- _Data records for software interfaces_:
——
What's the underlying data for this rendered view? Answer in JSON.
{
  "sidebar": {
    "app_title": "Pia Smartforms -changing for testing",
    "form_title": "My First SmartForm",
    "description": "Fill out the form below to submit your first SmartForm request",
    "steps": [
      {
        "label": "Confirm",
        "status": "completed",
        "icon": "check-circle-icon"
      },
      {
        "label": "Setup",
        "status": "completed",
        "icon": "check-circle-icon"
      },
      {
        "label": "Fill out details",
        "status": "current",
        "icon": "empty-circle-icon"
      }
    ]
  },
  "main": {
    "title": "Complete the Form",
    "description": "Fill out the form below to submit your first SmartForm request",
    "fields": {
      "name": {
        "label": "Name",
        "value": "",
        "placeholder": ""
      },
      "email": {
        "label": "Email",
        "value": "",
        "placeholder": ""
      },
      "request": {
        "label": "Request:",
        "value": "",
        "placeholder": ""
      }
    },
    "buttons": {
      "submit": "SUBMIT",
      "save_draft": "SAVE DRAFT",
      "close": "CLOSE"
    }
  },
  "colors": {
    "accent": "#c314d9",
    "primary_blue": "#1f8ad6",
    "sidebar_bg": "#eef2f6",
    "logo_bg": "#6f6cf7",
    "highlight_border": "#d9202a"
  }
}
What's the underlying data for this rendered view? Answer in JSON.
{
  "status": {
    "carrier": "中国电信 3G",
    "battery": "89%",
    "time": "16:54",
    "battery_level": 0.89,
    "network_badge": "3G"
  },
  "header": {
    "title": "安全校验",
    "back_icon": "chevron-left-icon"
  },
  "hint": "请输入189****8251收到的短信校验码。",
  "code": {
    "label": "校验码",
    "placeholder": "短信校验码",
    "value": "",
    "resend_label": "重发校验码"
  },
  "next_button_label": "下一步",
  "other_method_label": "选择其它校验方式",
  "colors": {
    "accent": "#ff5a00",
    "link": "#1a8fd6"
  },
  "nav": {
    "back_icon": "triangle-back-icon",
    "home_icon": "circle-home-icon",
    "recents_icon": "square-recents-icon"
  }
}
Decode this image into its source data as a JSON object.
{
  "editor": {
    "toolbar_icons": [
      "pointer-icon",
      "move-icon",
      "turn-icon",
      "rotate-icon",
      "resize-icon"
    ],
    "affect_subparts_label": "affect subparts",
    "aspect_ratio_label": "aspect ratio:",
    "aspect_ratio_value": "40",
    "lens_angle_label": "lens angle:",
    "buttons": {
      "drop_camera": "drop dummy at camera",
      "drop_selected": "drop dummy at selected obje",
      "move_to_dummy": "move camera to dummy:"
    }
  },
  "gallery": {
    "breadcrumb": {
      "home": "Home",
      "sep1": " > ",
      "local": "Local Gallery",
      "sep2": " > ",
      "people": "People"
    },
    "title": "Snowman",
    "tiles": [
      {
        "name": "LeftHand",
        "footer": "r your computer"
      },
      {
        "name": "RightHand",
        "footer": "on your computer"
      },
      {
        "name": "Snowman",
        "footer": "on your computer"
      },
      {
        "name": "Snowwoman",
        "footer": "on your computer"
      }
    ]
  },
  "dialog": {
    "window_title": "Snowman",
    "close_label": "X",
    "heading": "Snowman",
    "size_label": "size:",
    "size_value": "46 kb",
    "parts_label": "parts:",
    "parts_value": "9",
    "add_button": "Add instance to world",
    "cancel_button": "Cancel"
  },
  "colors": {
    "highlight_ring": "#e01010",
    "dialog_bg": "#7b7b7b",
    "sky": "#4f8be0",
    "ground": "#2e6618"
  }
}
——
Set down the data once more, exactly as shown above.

What's the underlying data for this rendered view? Answer in JSON.
{
  "sidebar": {
    "app_title": "Pia Smartforms -changing for testing",
    "form_title": "My First SmartForm",
    "description": "Fill out the form below to submit your first SmartForm request",
    "steps": [
      {
        "label": "Confirm",
        "status": "completed",
        "icon": "check-circle-icon"
      },
      {
        "label": "Setup",
        "status": "completed",
        "icon": "check-circle-icon"
      },
      {
        "label": "Fill out details",
        "status": "current",
        "icon": "empty-circle-icon"
      }
    ]
  },
  "main": {
    "title": "Complete the Form",
    "description": "Fill out the form below to submit your first SmartForm request",
    "fields": {
      "name": {
        "label": "Name",
        "value": "",
        "placeholder": ""
      },
      "email": {
        "label": "Email",
        "value": "",
        "placeholder": ""
      },
      "request": {
        "label": "Request:",
        "value": "",
        "placeholder": ""
      }
    },
    "buttons": {
      "submit": "SUBMIT",
      "save_draft": "SAVE DRAFT",
      "close": "CLOSE"
    }
  },
  "colors": {
    "accent": "#c314d9",
    "primary_blue": "#1f8ad6",
    "sidebar_bg": "#eef2f6",
    "logo_bg": "#6f6cf7",
    "highlight_border": "#d9202a"
  }
}
What's the underlying data for this rendered view? Answer in JSON.
{
  "status": {
    "carrier": "中国电信 3G",
    "battery": "89%",
    "time": "16:54",
    "battery_level": 0.89,
    "network_badge": "3G"
  },
  "header": {
    "title": "安全校验",
    "back_icon": "chevron-left-icon"
  },
  "hint": "请输入189****8251收到的短信校验码。",
  "code": {
    "label": "校验码",
    "placeholder": "短信校验码",
    "value": "",
    "resend_label": "重发校验码"
  },
  "next_button_label": "下一步",
  "other_method_label": "选择其它校验方式",
  "colors": {
    "accent": "#ff5a00",
    "link": "#1a8fd6"
  },
  "nav": {
    "back_icon": "triangle-back-icon",
    "home_icon": "circle-home-icon",
    "recents_icon": "square-recents-icon"
  }
}
Decode this image into its source data as a JSON object.
{
  "editor": {
    "toolbar_icons": [
      "pointer-icon",
      "move-icon",
      "turn-icon",
      "rotate-icon",
      "resize-icon"
    ],
    "affect_subparts_label": "affect subparts",
    "aspect_ratio_label": "aspect ratio:",
    "aspect_ratio_value": "40",
    "lens_angle_label": "lens angle:",
    "buttons": {
      "drop_camera": "drop dummy at camera",
      "drop_selected": "drop dummy at selected obje",
      "move_to_dummy": "move camera to dummy:"
    }
  },
  "gallery": {
    "breadcrumb": {
      "home": "Home",
      "sep1": " > ",
      "local": "Local Gallery",
      "sep2": " > ",
      "people": "People"
    },
    "title": "Snowman",
    "tiles": [
      {
        "name": "LeftHand",
        "footer": "r your computer"
      },
      {
        "name": "RightHand",
        "footer": "on your computer"
      },
      {
        "name": "Snowman",
        "footer": "on your computer"
      },
      {
        "name": "Snowwoman",
        "footer": "on your computer"
      }
    ]
  },
  "dialog": {
    "window_title": "Snowman",
    "close_label": "X",
    "heading": "Snowman",
    "size_label": "size:",
    "size_value": "46 kb",
    "parts_label": "parts:",
    "parts_value": "9",
    "add_button": "Add instance to world",
    "cancel_button": "Cancel"
  },
  "colors": {
    "highlight_ring": "#e01010",
    "dialog_bg": "#7b7b7b",
    "sky": "#4f8be0",
    "ground": "#2e6618"
  }
}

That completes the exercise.